“Other delivery methods aren’t safer either,” the group continues. “Vaporizing does not filter cancer-causing tar or other chemicals, and eating delivers the same damaging compounds as well as the insecticides and fungi found in unmonitored crops.”
The group then goes into something of a “Reefer Madness” scenario in its on-line comments (DFAF.org).
Smoking marijuana can cause “Respiratory damage, increased risk of lung cancer, increased heart rate, reproductive damage in both sexes, and immunosuppression.”

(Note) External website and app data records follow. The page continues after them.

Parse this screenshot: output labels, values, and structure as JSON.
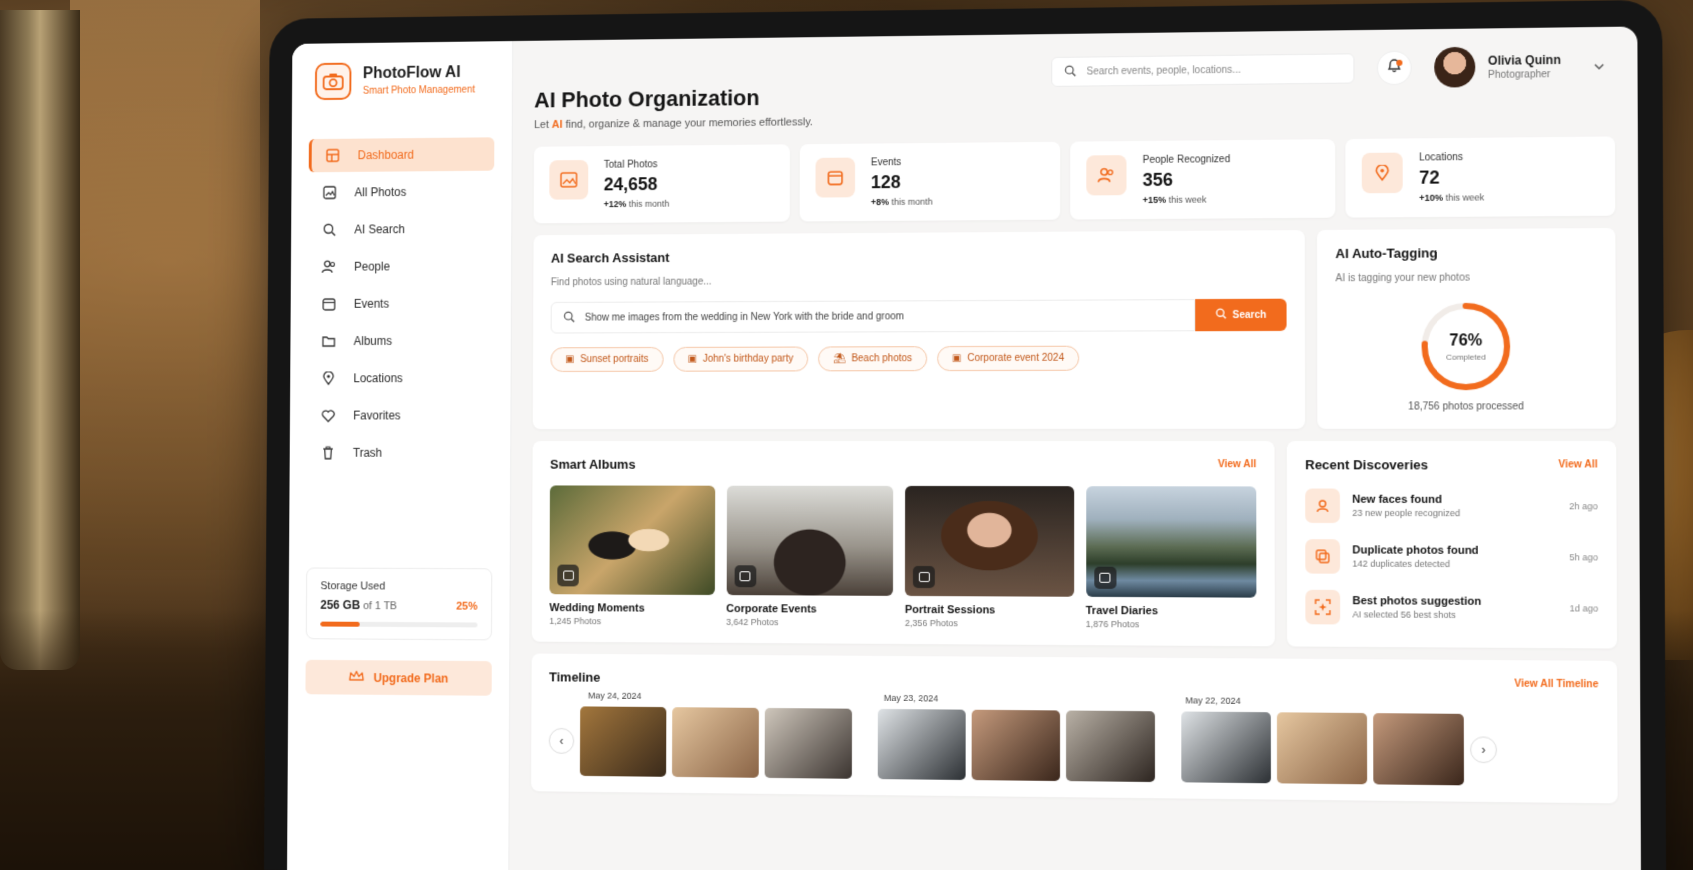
{
  "brand": {
    "name": "PhotoFlow AI",
    "tagline": "Smart Photo Management"
  },
  "sidebar": {
    "items": [
      {
        "label": "Dashboard",
        "icon": "dashboard-icon",
        "active": true
      },
      {
        "label": "All Photos",
        "icon": "photos-icon"
      },
      {
        "label": "AI Search",
        "icon": "search-icon"
      },
      {
        "label": "People",
        "icon": "people-icon"
      },
      {
        "label": "Events",
        "icon": "calendar-icon"
      },
      {
        "label": "Albums",
        "icon": "folder-icon"
      },
      {
        "label": "Locations",
        "icon": "location-pin-icon"
      },
      {
        "label": "Favorites",
        "icon": "heart-icon"
      },
      {
        "label": "Trash",
        "icon": "trash-icon"
      }
    ],
    "storage": {
      "title": "Storage Used",
      "used": "256 GB",
      "total": "of 1 TB",
      "percent_label": "25%",
      "percent": 25
    },
    "upgrade_label": "Upgrade Plan"
  },
  "topbar": {
    "search_placeholder": "Search events, people, locations...",
    "user": {
      "name": "Olivia Quinn",
      "role": "Photographer"
    }
  },
  "page": {
    "title": "AI Photo Organization",
    "subtitle_prefix": "Let ",
    "subtitle_highlight": "AI",
    "subtitle_suffix": " find, organize & manage your memories effortlessly."
  },
  "stats": [
    {
      "label": "Total Photos",
      "value": "24,658",
      "delta": "+12%",
      "delta_text": "this month",
      "icon": "image-icon"
    },
    {
      "label": "Events",
      "value": "128",
      "delta": "+8%",
      "delta_text": "this month",
      "icon": "calendar-icon"
    },
    {
      "label": "People Recognized",
      "value": "356",
      "delta": "+15%",
      "delta_text": "this week",
      "icon": "people-icon"
    },
    {
      "label": "Locations",
      "value": "72",
      "delta": "+10%",
      "delta_text": "this week",
      "icon": "location-pin-icon"
    }
  ],
  "assistant": {
    "title": "AI Search Assistant",
    "subtitle": "Find photos using natural language...",
    "query": "Show me images from the wedding in New York with the bride and groom",
    "button": "Search",
    "chips": [
      "Sunset portraits",
      "John's birthday party",
      "Beach photos",
      "Corporate event 2024"
    ]
  },
  "tagging": {
    "title": "AI Auto-Tagging",
    "subtitle": "AI is tagging your new photos",
    "percent_label": "76%",
    "percent": 76,
    "status": "Completed",
    "processed": "18,756 photos processed"
  },
  "albums": {
    "title": "Smart Albums",
    "view_all": "View All",
    "items": [
      {
        "name": "Wedding Moments",
        "count": "1,245 Photos"
      },
      {
        "name": "Corporate Events",
        "count": "3,642 Photos"
      },
      {
        "name": "Portrait Sessions",
        "count": "2,356 Photos"
      },
      {
        "name": "Travel Diaries",
        "count": "1,876 Photos"
      }
    ]
  },
  "discoveries": {
    "title": "Recent Discoveries",
    "view_all": "View All",
    "items": [
      {
        "title": "New faces found",
        "sub": "23 new people recognized",
        "time": "2h ago",
        "icon": "face-scan-icon"
      },
      {
        "title": "Duplicate photos found",
        "sub": "142 duplicates detected",
        "time": "5h ago",
        "icon": "duplicate-icon"
      },
      {
        "title": "Best photos suggestion",
        "sub": "AI selected 56 best shots",
        "time": "1d ago",
        "icon": "sparkle-scan-icon"
      }
    ]
  },
  "timeline": {
    "title": "Timeline",
    "view_all": "View All Timeline",
    "dates": [
      "May 24, 2024",
      "May 23, 2024",
      "May 22, 2024"
    ]
  },
  "colors": {
    "accent": "#f26b1d",
    "accent_soft": "#fde8da",
    "background": "#f6f5f4"
  }
}
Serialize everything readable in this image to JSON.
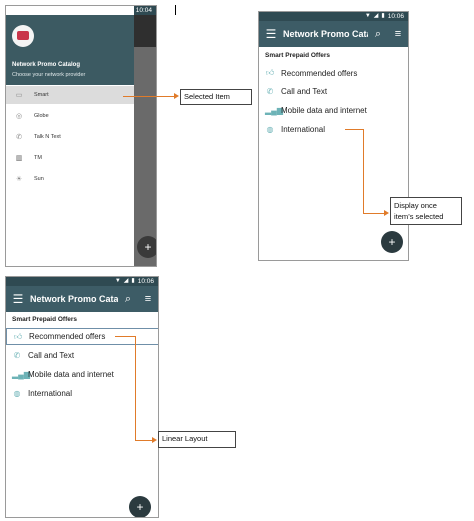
{
  "drawer_screen": {
    "status_time": "10:04",
    "app_title": "Network Promo Catalog",
    "app_subtitle": "Choose your network provider",
    "items": [
      {
        "label": "Smart",
        "icon": "smart-icon",
        "selected": true
      },
      {
        "label": "Globe",
        "icon": "globe-icon",
        "selected": false
      },
      {
        "label": "Talk N Text",
        "icon": "talk-n-text-icon",
        "selected": false
      },
      {
        "label": "TM",
        "icon": "tm-icon",
        "selected": false
      },
      {
        "label": "Sun",
        "icon": "sun-icon",
        "selected": false
      }
    ],
    "fab_label": "+"
  },
  "offers_screen_a": {
    "status_time": "10:06",
    "toolbar_title": "Network Promo Cata...",
    "section_title": "Smart Prepaid Offers",
    "items": [
      {
        "label": "Recommended offers",
        "icon": "thumbs-up-icon"
      },
      {
        "label": "Call and Text",
        "icon": "phone-message-icon"
      },
      {
        "label": "Mobile data and internet",
        "icon": "signal-bars-icon"
      },
      {
        "label": "International",
        "icon": "globe-icon"
      }
    ],
    "fab_label": "+"
  },
  "offers_screen_b": {
    "status_time": "10:06",
    "toolbar_title": "Network Promo Cata...",
    "section_title": "Smart Prepaid Offers",
    "items": [
      {
        "label": "Recommended offers",
        "icon": "thumbs-up-icon"
      },
      {
        "label": "Call and Text",
        "icon": "phone-message-icon"
      },
      {
        "label": "Mobile data and internet",
        "icon": "signal-bars-icon"
      },
      {
        "label": "International",
        "icon": "globe-icon"
      }
    ],
    "fab_label": "+"
  },
  "annotations": {
    "selected_item": "Selected Item",
    "display_once": "Display once item’s selected",
    "linear_layout": "Linear Layout"
  },
  "colors": {
    "toolbar": "#3d5c66",
    "status_bar": "#2f4a52",
    "accent_icon": "#6db3b7",
    "fab": "#2b3a3f",
    "callout_line": "#e07b2a"
  }
}
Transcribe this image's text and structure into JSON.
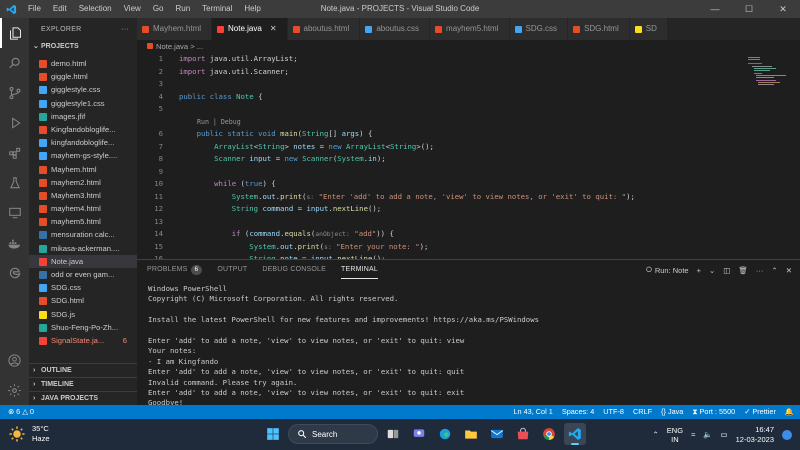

“Psychological problems include “paranoia, emotional disorders, increased risk of schizophrenia and other neuropsychiatric disorders, memory loss, increased tolerance to intoxication, addiction to marijuana and other drugs (especially with its increasing potency), loss of ability to concentrate and loss of inhibition.
“The claim that smoked marijuana is medicinal is a tactic to legalize marijuana for any purpose and to eventually legalize other drugs for personal use,” DFAF continues. “There is great potential to make a lot of money through the sale of marijuana. Tobacco companies, who made a killing on cigarettes to the detriment of so many, have already patented names for marijuana products.”
Setting aside the he-said, she-said commentary are the results of a poll conducted by Public Policy Polling between Sept. 27-29. About 74 percent of Independent voters favored legal medical marijuana; Democrats approved the measure by 68 percent; and Republicans were 46 percent favorable of the issue.
Law or compassion?
California is one of the 19 states that have passed a medical marijuana initiative. The “Other Coasters” have more recently legalized pot for individual consumption with a hefty tax. Canada has also legalized medical marijuana. Price per “joint,” or cigarette, is about $7, around twice the cost of cheap tobacco smokes.
Morgan has been quoted as saying that legal, medical marijuana use “is not so much a law but an act of compassion.”
He tells the story of his brother and father using pot to fight the nausea of chemo treatments.
One colleague said he was diagnosed with a brain tumor. Surgery and other intrusive medical treatments were advised. He demurred and continued to smoke dope.
Six months later, when he went back to the doctors for a checkup, the tumor had vanished.
He calls it his “magic marijuana treatment.”
There have been some mutterings that John Morgan is bankrolling the marijuana initiative to assist his friend and law partner, Charlie Crist, in his potential run for Florida governor against incumbent Rick Scott in 2014.
Political aficionados indicate that the expected Democratic turnout next year by younger voters would bode well for Crist’s run for office. He served a term as governor as a Republican, and lost to Scott last time running as an Independent. He has since changed his party affiliation to Democrat.
Insiders have hinted that any Democrat on the ballot next year could expect a 3- to 5-percent “bump” in votes if the marijuana issue is on the ballot.
Morgan is also a Democrat and contributed significant funds into President Barak Obama’s election bid.
For more information on the marijuana matter, go to the pro-dope site unitedforcare.org or the anti-drug site DFAF.org